WORK INSTRUCTION
Repeat every entry word for word. Images do not belong in the copy.

Website and app data records
+ + +
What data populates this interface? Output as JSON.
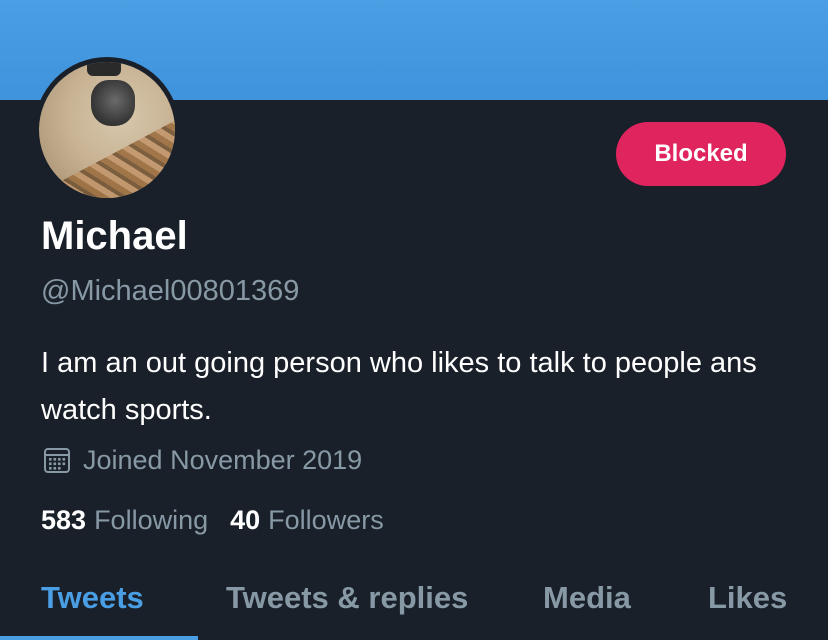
{
  "profile": {
    "name": "Michael",
    "handle": "@Michael00801369",
    "bio": "I am an out going person who likes to talk to people ans watch sports.",
    "joined": "Joined November 2019",
    "block_button": "Blocked",
    "stats": {
      "following_count": "583",
      "following_label": "Following",
      "followers_count": "40",
      "followers_label": "Followers"
    }
  },
  "tabs": [
    {
      "label": "Tweets",
      "active": true
    },
    {
      "label": "Tweets & replies",
      "active": false
    },
    {
      "label": "Media",
      "active": false
    },
    {
      "label": "Likes",
      "active": false
    }
  ],
  "icons": {
    "calendar": "calendar-icon"
  },
  "colors": {
    "banner": "#4a9ee3",
    "background": "#192029",
    "blocked_button": "#e0245e",
    "accent": "#4a9ee3",
    "muted_text": "#8899a6"
  }
}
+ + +
YOUR RESPONSE
What data populates this interface? Output as JSON.
{
  "profile": {
    "name": "Michael",
    "handle": "@Michael00801369",
    "bio": "I am an out going person who likes to talk to people ans watch sports.",
    "joined": "Joined November 2019",
    "block_button": "Blocked",
    "stats": {
      "following_count": "583",
      "following_label": "Following",
      "followers_count": "40",
      "followers_label": "Followers"
    }
  },
  "tabs": [
    {
      "label": "Tweets",
      "active": true
    },
    {
      "label": "Tweets & replies",
      "active": false
    },
    {
      "label": "Media",
      "active": false
    },
    {
      "label": "Likes",
      "active": false
    }
  ],
  "icons": {
    "calendar": "calendar-icon"
  },
  "colors": {
    "banner": "#4a9ee3",
    "background": "#192029",
    "blocked_button": "#e0245e",
    "accent": "#4a9ee3",
    "muted_text": "#8899a6"
  }
}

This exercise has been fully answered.